Condolences— 10 Years Later

Even the word feels clunky and uncomfortable. "Condolences." No wonder so many of us are at a loss when dealing with loss. The right words can be such a salve for raw, unabating pain. So why is our biggest goal simply to fill up a notecard or piece of stationery with enough words to get the whole exercise over with? The next time you put pen to paper to express your sympathy, focus on a simple story, recollections of a brief encounter, a loving or funny memory. You will find a grateful recipient at the final resting place of that correspondence.

I commemorated a sad milestone a few months ago. It was the 10th anniversary of my husband, Jay's death, which seems as inconceivable as I write this now as it did on that Saturday morning in January 1998. My daughters and I always remember the date in some small way. Whether it's just talking about their dad, looking at photographs, sending a helium balloon to rise nonchalantly toward heaven; each year the date stands out somehow. But this year was different. First of all, there is something especially significant about a decade. Second, it was the year I decided Ellie and Carrie, now ages 16 and 12, were old enough to read some of the hundreds of letters I received after Jay's death. Because of the public nature of my job, I received many letters from total strangers.

But I also asked those attending Jay's funeral to write the girls so they would at least get to know their father posthumously. A few years ago I tentatively dug into the boxes with a strange mix of curiosity and apprehension. The man I was dating at the time agreed to sort through and organize them with me. As I read letter after letter, tears flooding down my face, I told him it must have been one of the weirdest dates he'd ever had. "Not one of," he replied, slightly bemused. "THE weirdest." Three years later, on the anniversary that traditionally requires exchanging gifts of tin or aluminum (here's a roll of Reynolds Wrap, honey!)—I traced the narrative of a man's life in sympathy notes. We would have been married 19 years this June.
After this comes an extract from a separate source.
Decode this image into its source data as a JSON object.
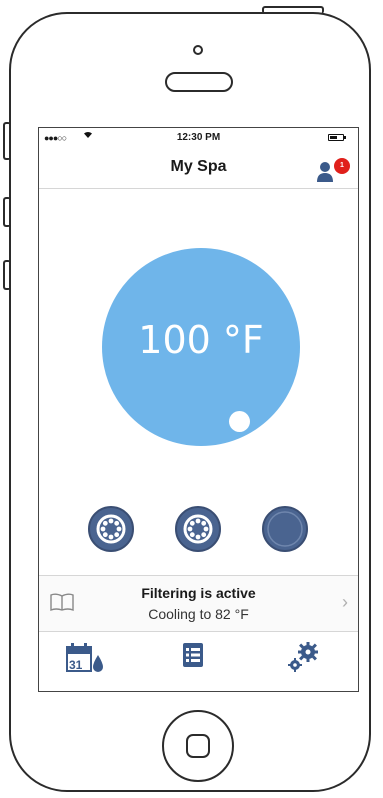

I picked four letters, and we read them at the dinner table. One was from a lawyer in Birmingham who, like my husband, had gone to Washington and Lee University. He had written a hilarious account of one of their football games and the role Jay's hairstyle had played. After Jay caught a pass and was running to the goal line, "Out of nowhere, a defender caught hold of that damn ponytail and pulled Jay down denying him a touchdown. All of us laughed so hard, we had to call a time out to gather ourselves." Another was from a lawyer who appeared with my husband when he provided legal analysis of the O. J. Simpson trial on FOX. He wrote about Jay's willingness to brief him about everything that day and laughed when the attorney had repeated one of Jay's observations on the air. He also told my daughters of the kindness Jay had shown his. She had some developmental issues, and also wrote a note that read in part, "Dear Miss Couric. I think your husband was a very nice man. The reason that I am writing you is that last year he signed his name in my autograph book as OJ Monahan and I thought you would get a kick out of that." My sister wrote several typed pages that began, eerily, with this: "Dear Ellie and Carrie, I am writing this on February 18, 1998 ... I assume that as you read this it is the year 2008 and you have grown into fine young ladies." She wrote about Jay's intervention when she and I had a fight because her two teenage sons and husband had eaten all the leftover Thanksgiving pies for breakfast the next day ... an incident we laughingly now refer to as "piegate." In the process of selecting the letters, I opened an entire series of tender and funny snapshots of a single life, recorded in sympathy cards, on Crane stationery and simple loose-leaf notebook paper. Some are from well-known names: John F. Kennedy Jr.'s neatly written, monogrammed JFK card expressing sympathy for "the far too early passing of your husband" and remembering Jay's mischievous twinkle and penchant for dressing up in period garb as a Civil War re-enactor. "Having gone through a few losses myself, the challenge is to find meaning in what has happened," he wrote. There are other letters, almost confessional in tone, from those who wanted to share similar experiences. Reading through many of them on this sad anniversary, I had a strange impulse to call or write the senders, and yet I know I never will. How is the warm and wonderful mother of two girls who had lost her husband, Tom, to colon cancer a year before Jay's death? What do the little girls in the photograph of the once happy nuclear family look like today? Her letter was so loving and intimate for someone I had never met. Is Jay's college friend still practicing law in Birmingham? Does he have any idea how I treasure his simple story of a college football game? Does Nancy Mathis, the local news reporter whom I competed against when we both were on the "night beat" in Washington, D.C., have any idea that 10 years later, her note recounting the night Jay picked me up on the Mall where we were covering a story to whisk me off to a Willie Nelson concert made me smile and remember?

These letters are a gift, in boxes and bundles still to be put in some orderly, sensible chronology. For me, they ignite memories that have long receded. For Ellie and Carrie, who were just 2 and 6 when their father died, reading about those moments from his childhood, college years and career, recounted through so many different prisms, will allow them to know Jay's life story. And, in this era of e-mail, long after the glue has worn off the envelopes, they will have that story at their fingertips, as well as tangible evidence of the love, care and effort that went into writing every one.